Data shown:
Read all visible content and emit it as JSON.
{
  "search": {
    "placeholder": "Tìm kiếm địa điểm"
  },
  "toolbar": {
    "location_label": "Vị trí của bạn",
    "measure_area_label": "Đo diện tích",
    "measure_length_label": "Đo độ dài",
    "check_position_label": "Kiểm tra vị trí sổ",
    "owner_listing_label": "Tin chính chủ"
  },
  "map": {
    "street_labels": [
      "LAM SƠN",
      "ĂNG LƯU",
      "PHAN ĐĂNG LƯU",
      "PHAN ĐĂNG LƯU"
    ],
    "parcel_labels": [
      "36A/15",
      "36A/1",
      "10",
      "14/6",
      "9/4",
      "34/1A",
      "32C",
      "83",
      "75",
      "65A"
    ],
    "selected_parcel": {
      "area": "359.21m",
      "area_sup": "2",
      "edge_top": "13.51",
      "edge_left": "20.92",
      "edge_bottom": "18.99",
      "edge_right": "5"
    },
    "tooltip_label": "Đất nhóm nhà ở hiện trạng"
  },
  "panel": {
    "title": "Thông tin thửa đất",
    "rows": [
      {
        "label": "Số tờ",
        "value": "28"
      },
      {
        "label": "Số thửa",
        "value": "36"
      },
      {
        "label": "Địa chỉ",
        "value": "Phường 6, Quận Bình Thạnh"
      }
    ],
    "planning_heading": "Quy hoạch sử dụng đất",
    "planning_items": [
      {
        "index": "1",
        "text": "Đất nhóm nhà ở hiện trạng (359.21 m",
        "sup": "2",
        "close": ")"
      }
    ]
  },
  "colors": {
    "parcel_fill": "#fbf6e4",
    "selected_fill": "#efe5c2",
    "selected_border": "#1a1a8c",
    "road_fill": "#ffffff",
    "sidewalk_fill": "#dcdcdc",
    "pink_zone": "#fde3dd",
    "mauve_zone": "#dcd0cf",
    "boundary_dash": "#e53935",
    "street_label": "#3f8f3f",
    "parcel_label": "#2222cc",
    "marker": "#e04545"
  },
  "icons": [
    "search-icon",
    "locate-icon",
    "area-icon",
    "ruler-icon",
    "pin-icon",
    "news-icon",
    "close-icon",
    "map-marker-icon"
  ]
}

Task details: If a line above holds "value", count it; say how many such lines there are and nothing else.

Output below: 3